WHAT IS BEING ASKED → Below are entries. Pull out all lines containing "JSON".
======== PROVIDED RECORDS
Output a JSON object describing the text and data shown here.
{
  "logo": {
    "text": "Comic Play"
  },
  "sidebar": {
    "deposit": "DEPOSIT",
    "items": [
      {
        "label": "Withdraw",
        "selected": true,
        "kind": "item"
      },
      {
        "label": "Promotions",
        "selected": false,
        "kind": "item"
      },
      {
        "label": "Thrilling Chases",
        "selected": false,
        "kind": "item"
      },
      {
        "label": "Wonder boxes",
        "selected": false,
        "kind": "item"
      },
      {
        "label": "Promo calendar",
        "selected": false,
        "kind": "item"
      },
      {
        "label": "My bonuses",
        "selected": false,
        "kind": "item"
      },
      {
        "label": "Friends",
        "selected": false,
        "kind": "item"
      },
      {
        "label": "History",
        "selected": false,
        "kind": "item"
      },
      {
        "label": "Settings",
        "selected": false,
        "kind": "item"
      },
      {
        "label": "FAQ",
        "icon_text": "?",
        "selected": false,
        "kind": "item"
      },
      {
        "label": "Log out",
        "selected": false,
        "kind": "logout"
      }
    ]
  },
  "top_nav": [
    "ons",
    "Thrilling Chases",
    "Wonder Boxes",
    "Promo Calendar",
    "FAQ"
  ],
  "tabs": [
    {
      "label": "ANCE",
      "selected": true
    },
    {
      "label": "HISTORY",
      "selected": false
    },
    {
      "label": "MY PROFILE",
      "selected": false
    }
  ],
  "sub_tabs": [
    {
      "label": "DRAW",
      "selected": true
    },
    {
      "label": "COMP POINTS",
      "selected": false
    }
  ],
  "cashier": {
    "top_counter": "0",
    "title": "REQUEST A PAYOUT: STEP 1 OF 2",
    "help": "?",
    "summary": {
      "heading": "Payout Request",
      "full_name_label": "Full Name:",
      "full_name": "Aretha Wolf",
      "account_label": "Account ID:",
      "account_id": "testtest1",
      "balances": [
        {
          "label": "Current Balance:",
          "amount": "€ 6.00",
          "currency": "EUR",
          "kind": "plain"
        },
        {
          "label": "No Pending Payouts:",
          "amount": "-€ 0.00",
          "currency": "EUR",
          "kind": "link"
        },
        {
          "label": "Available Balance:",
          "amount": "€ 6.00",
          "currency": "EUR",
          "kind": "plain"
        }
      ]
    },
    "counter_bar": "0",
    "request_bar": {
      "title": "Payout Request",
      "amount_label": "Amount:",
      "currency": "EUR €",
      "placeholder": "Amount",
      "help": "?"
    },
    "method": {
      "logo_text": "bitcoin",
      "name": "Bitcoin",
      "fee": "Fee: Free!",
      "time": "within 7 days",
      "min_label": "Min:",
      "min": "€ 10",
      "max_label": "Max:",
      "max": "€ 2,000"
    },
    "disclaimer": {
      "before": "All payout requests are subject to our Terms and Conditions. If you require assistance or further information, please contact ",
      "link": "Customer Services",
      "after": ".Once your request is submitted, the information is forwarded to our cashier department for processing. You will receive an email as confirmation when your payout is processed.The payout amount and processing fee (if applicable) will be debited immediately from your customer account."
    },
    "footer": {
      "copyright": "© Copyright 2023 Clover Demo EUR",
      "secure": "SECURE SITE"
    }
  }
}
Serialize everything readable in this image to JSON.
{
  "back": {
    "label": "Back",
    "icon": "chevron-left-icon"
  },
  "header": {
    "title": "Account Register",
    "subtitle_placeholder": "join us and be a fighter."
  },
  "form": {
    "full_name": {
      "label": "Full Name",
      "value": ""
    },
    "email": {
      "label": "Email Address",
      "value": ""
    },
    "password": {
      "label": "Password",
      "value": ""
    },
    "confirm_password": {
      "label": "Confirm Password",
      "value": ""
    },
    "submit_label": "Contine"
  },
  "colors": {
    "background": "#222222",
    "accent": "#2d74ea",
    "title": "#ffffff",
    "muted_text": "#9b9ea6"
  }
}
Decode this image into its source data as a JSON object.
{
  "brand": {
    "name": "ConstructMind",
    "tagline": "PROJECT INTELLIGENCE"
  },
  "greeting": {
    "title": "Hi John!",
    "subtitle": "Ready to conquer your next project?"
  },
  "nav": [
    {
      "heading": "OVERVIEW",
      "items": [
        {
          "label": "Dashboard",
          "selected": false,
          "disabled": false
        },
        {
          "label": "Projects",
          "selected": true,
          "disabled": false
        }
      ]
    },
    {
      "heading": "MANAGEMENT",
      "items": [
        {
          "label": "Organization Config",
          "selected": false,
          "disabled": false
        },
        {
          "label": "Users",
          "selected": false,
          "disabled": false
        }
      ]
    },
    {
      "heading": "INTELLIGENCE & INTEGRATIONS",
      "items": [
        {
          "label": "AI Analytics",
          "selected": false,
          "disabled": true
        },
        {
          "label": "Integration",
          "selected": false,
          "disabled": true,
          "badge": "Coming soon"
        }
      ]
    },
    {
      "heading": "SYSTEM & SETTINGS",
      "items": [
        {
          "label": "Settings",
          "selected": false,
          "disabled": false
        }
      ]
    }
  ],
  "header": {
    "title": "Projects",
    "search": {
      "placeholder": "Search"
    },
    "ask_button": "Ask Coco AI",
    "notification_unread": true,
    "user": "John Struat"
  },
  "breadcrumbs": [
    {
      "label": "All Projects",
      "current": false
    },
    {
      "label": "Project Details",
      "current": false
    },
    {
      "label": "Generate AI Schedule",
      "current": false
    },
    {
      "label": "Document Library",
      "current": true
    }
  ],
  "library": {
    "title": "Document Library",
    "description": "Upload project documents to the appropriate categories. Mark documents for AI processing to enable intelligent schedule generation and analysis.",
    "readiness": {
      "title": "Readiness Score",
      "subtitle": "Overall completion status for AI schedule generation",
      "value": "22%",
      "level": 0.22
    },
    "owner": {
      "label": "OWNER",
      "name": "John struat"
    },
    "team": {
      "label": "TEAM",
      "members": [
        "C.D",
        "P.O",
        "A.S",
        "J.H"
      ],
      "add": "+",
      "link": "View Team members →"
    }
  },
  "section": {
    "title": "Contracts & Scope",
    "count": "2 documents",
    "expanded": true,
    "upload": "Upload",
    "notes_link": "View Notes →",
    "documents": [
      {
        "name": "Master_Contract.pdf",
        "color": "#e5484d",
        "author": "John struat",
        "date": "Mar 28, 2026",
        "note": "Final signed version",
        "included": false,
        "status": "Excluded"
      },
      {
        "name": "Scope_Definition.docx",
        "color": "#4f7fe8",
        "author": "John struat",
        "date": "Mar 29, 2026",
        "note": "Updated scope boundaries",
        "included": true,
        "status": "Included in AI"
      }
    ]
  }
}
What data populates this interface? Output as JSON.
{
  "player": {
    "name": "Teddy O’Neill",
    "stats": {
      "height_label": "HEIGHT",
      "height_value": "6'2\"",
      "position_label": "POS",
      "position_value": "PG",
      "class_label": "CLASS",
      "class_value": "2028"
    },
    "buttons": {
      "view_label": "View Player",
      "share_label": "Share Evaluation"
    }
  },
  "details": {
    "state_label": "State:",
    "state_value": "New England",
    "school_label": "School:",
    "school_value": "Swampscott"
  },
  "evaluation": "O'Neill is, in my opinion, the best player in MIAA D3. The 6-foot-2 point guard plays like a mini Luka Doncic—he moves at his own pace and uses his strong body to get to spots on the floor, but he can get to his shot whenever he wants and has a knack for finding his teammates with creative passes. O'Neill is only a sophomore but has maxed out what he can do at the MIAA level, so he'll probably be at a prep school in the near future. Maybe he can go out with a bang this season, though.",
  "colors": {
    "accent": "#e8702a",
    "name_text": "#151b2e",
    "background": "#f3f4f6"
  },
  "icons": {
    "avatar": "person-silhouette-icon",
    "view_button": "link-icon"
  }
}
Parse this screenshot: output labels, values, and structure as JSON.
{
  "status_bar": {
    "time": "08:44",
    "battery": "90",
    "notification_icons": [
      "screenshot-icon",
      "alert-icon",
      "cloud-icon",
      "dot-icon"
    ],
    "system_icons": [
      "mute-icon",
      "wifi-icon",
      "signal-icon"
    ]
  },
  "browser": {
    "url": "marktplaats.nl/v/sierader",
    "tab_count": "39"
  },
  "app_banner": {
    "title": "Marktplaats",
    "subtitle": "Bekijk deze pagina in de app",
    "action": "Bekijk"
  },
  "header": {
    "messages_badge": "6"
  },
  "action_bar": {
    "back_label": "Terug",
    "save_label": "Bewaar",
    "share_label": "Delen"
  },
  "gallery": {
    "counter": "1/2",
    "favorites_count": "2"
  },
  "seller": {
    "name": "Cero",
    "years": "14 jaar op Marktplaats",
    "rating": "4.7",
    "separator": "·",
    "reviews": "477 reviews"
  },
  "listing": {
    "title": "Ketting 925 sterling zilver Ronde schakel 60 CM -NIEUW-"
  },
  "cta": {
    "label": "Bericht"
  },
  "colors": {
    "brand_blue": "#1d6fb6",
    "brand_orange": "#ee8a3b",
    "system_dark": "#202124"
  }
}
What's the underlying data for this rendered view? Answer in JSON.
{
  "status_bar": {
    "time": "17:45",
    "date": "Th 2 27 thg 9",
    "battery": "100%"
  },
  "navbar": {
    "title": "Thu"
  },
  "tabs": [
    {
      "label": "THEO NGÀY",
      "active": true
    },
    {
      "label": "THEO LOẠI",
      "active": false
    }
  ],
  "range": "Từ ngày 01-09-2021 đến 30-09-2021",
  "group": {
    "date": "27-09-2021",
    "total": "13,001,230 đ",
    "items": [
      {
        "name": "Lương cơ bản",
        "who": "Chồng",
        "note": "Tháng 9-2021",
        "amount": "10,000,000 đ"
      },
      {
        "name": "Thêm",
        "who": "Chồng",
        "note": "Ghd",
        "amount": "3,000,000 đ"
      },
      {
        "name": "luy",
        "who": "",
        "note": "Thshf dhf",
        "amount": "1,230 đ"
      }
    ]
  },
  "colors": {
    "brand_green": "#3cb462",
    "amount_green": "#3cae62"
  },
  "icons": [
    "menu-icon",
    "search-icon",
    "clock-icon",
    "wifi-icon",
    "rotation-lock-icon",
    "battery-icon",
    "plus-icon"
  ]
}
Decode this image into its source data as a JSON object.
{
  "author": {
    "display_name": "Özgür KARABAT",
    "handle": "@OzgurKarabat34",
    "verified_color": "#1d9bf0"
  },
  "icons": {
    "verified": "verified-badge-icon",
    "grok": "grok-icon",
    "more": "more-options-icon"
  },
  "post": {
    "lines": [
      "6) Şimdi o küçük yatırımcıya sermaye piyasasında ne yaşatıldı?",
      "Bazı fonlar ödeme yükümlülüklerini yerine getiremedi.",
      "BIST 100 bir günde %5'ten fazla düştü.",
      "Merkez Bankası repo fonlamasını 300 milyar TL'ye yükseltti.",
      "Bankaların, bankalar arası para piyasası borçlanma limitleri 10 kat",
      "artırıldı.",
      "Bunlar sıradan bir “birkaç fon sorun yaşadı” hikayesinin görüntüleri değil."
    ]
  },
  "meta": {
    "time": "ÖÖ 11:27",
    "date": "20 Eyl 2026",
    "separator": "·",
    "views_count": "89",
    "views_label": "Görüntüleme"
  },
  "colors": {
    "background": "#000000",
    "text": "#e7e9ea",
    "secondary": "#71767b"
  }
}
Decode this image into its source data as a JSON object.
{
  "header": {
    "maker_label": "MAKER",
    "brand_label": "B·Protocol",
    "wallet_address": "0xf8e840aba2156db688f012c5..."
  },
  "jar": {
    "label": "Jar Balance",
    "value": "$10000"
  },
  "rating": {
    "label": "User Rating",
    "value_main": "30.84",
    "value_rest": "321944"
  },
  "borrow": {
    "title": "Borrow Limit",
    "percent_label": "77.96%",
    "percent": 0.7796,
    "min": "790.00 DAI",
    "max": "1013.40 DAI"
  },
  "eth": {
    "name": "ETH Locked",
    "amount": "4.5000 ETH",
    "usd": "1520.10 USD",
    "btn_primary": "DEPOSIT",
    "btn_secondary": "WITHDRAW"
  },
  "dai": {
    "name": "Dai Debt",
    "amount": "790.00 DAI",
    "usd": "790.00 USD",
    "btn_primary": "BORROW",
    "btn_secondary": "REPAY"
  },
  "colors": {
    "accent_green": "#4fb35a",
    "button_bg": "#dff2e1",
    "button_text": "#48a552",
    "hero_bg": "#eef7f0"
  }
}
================
EXPECTED OUTPUT →
Output a JSON object describing the text and data shown here.
Serialize everything readable in this image to JSON.
Decode this image into its source data as a JSON object.
What data populates this interface? Output as JSON.
Parse this screenshot: output labels, values, and structure as JSON.
What's the underlying data for this rendered view? Answer in JSON.
Decode this image into its source data as a JSON object.
Decode this image into its source data as a JSON object.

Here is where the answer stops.